Besides produce, bread is my other vice. I love my brown rice, but for lunch, I like a hearty, crusty piece of bread dipped in hummus or sandwiched with creamy avocado. Hmm…After supporting the local bakers, I could never go back to the pale, sliced white bread (Wonder Bread anyone). There are, of course, other stalls that sells greens, organic wine, meats, eggs, and even seafood, but with limited budget, I have to pick and choose my priorities. So fruits and bread are my point of purchase in this market.
Unfortunately, due to Hurricane Irene’s destruction, while New York City left only slightly scorched, Vermont, upstate New York, and parts of New Jersey have been devastated by flood and other natural destructions. Harvests are destroyed and farmlands are inundated with water. It is heartbreaking to look at the photos. So, GreenNYC, the market’s non-profit organization has setup a donation fund to help at least alleviate some of the monetary struggles the farmers are currently experiencing. The crops are the water and bread for these farmers and their lively hood depends on the products, which are now destroyed.

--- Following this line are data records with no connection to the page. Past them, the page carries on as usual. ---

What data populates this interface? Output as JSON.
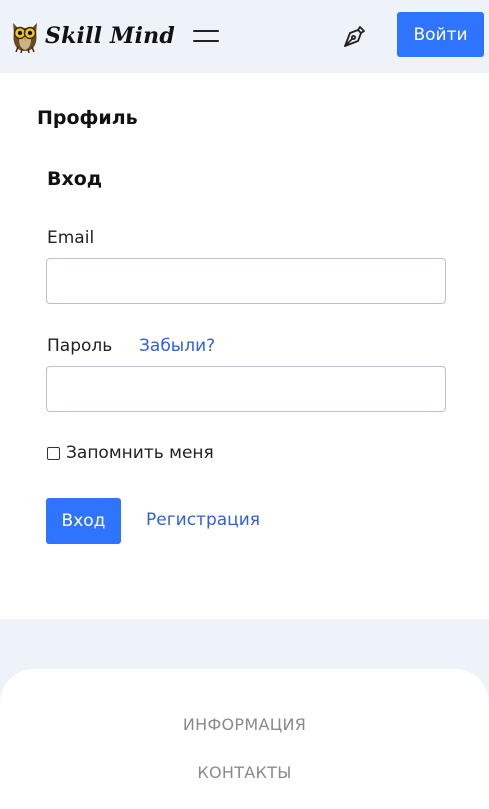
{
  "header": {
    "logo_text": "Skill Mind",
    "login_button": "Войти",
    "icons": {
      "logo": "owl-icon",
      "menu": "hamburger-menu-icon",
      "write": "pen-nib-icon"
    }
  },
  "page": {
    "title": "Профиль"
  },
  "login_form": {
    "title": "Вход",
    "email_label": "Email",
    "email_value": "",
    "password_label": "Пароль",
    "password_value": "",
    "forgot_link": "Забыли?",
    "remember_label": "Запомнить меня",
    "remember_checked": false,
    "submit_button": "Вход",
    "register_link": "Регистрация"
  },
  "footer": {
    "links": [
      "ИНФОРМАЦИЯ",
      "КОНТАКТЫ"
    ]
  },
  "colors": {
    "accent": "#2f74ff",
    "link": "#2f5fe0",
    "header_bg": "#eef2f9",
    "footer_text": "#8a8a8a"
  }
}
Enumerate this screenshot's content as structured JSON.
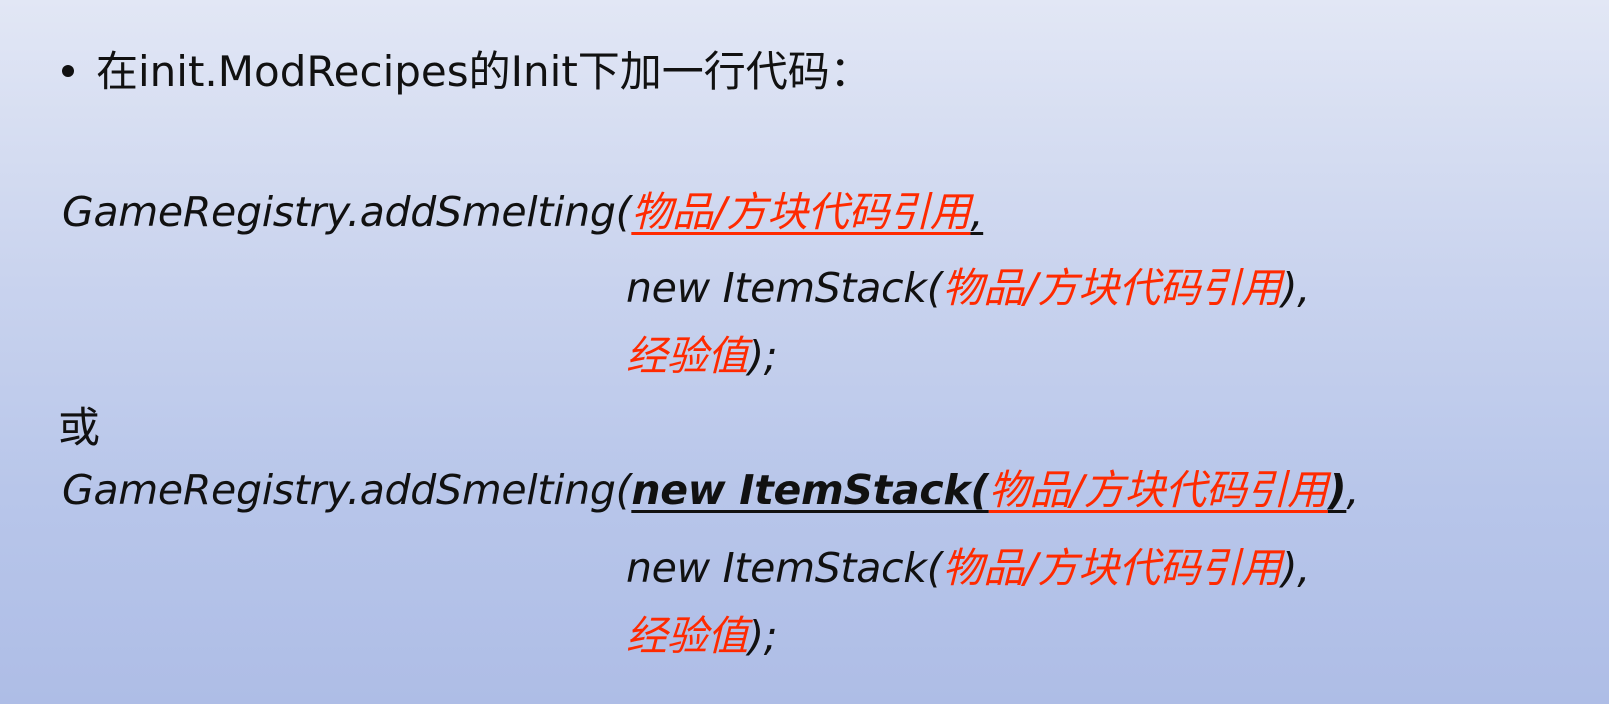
{
  "heading": {
    "text": "在init.ModRecipes的Init下加一行代码："
  },
  "block1": {
    "line1_prefix": "GameRegistry.addSmelting(",
    "line1_arg": "物品/方块代码引用",
    "line1_suffix": ",",
    "line2_prefix": "new ItemStack(",
    "line2_arg": "物品/方块代码引用",
    "line2_suffix": "),",
    "line3_arg": "经验值",
    "line3_suffix": ");"
  },
  "separator": {
    "text": "或"
  },
  "block2": {
    "line1_prefix": "GameRegistry.addSmelting(",
    "line1_bold": "new ItemStack(",
    "line1_arg": "物品/方块代码引用",
    "line1_close": ")",
    "line1_suffix": ",",
    "line2_prefix": "new ItemStack(",
    "line2_arg": "物品/方块代码引用",
    "line2_suffix": "),",
    "line3_arg": "经验值",
    "line3_suffix": ");"
  },
  "colors": {
    "placeholder": "#ff2a00",
    "text": "#111111",
    "background_top": "#e2e7f5",
    "background_bottom": "#aebde6"
  }
}
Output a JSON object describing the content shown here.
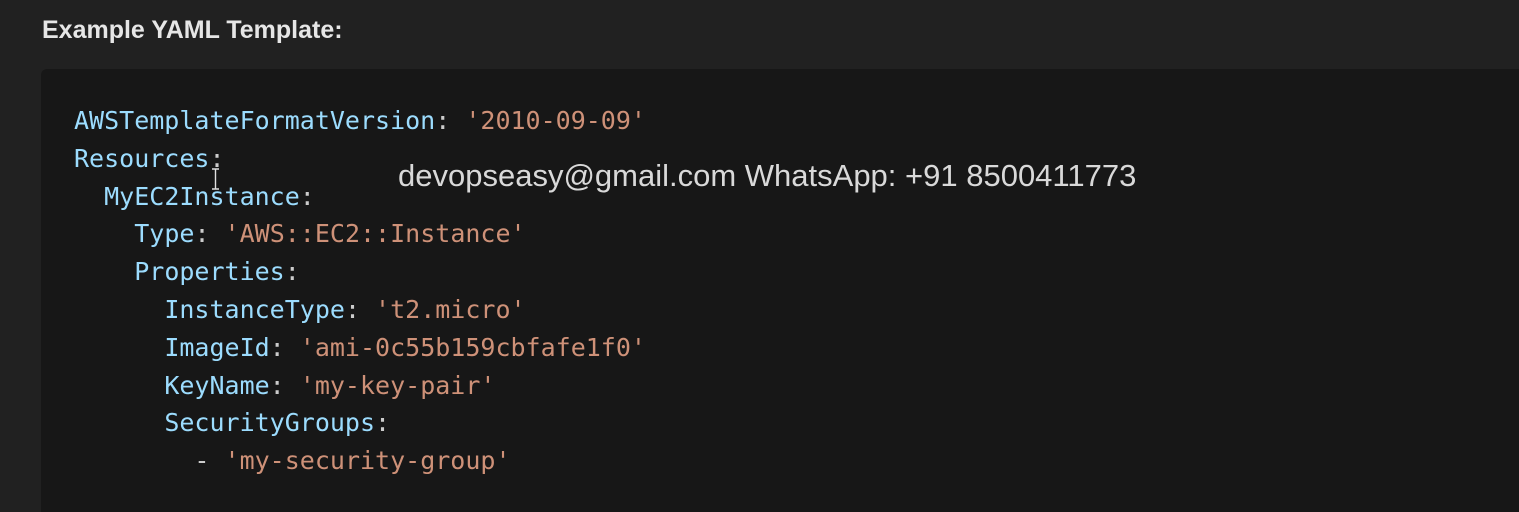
{
  "heading": "Example YAML Template:",
  "watermark": "devopseasy@gmail.com WhatsApp: +91 8500411773",
  "cursor_icon": "text-cursor-icon",
  "code_lines": [
    {
      "indent": "",
      "key": "AWSTemplateFormatVersion",
      "sep": ": ",
      "value": "'2010-09-09'"
    },
    {
      "indent": "",
      "key": "Resources",
      "sep": ":",
      "value": ""
    },
    {
      "indent": "  ",
      "key": "MyEC2Instance",
      "sep": ":",
      "value": ""
    },
    {
      "indent": "    ",
      "key": "Type",
      "sep": ": ",
      "value": "'AWS::EC2::Instance'"
    },
    {
      "indent": "    ",
      "key": "Properties",
      "sep": ":",
      "value": ""
    },
    {
      "indent": "      ",
      "key": "InstanceType",
      "sep": ": ",
      "value": "'t2.micro'"
    },
    {
      "indent": "      ",
      "key": "ImageId",
      "sep": ": ",
      "value": "'ami-0c55b159cbfafe1f0'"
    },
    {
      "indent": "      ",
      "key": "KeyName",
      "sep": ": ",
      "value": "'my-key-pair'"
    },
    {
      "indent": "      ",
      "key": "SecurityGroups",
      "sep": ":",
      "value": ""
    },
    {
      "indent": "        ",
      "key": "",
      "sep": "- ",
      "value": "'my-security-group'"
    }
  ],
  "colors": {
    "background": "#212121",
    "code_background": "#171717",
    "key": "#9cdcfe",
    "string": "#ce9178",
    "text": "#e6e6e6"
  }
}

And if you really cannot make a donation, please purchase your next goods from a market farmers than an import. It would be like a tribune to our local growers.